Identify, in the records below, every line where the string "icon" appears, and copy each such line.

(Items from a dataset)
== Segment start ==

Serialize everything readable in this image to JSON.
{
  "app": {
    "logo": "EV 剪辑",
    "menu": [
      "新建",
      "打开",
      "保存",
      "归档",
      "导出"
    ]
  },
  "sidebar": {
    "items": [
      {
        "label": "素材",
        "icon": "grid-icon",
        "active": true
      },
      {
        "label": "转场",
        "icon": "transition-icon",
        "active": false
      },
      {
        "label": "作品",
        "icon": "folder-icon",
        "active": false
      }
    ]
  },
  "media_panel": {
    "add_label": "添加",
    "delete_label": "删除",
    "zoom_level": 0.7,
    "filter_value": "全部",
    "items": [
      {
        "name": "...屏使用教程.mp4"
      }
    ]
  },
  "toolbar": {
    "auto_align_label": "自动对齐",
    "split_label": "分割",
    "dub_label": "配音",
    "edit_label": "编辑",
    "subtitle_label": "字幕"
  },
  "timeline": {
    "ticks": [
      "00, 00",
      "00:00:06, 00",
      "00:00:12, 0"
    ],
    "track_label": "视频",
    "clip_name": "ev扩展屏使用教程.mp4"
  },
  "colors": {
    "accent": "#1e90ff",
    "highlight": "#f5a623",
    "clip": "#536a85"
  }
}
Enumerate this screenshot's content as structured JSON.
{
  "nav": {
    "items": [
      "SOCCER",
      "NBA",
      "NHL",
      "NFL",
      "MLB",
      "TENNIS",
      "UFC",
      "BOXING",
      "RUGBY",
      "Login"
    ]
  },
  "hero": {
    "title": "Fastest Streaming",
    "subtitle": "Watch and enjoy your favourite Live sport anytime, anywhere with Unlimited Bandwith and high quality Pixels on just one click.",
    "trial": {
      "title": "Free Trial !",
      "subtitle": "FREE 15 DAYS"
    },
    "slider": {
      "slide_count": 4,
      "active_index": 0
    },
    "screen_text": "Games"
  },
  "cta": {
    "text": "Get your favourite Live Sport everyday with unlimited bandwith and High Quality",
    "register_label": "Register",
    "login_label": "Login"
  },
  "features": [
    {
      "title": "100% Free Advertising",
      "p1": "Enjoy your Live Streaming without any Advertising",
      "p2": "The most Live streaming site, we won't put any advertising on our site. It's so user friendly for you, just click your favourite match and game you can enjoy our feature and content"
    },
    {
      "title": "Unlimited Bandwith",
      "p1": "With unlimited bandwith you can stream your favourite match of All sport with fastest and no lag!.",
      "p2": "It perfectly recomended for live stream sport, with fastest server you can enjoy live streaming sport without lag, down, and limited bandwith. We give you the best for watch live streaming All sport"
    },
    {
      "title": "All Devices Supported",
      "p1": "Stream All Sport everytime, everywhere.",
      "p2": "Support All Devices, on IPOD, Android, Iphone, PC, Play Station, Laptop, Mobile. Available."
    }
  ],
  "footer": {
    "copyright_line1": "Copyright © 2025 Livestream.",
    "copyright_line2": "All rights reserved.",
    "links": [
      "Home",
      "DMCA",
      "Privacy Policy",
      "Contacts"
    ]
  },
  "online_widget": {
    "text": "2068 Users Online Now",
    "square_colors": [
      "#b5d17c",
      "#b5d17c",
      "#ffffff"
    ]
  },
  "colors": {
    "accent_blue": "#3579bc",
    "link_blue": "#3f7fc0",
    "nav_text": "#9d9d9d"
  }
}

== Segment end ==

## Result for this task
        "icon": "grid-icon",
        "icon": "transition-icon",
        "icon": "folder-icon",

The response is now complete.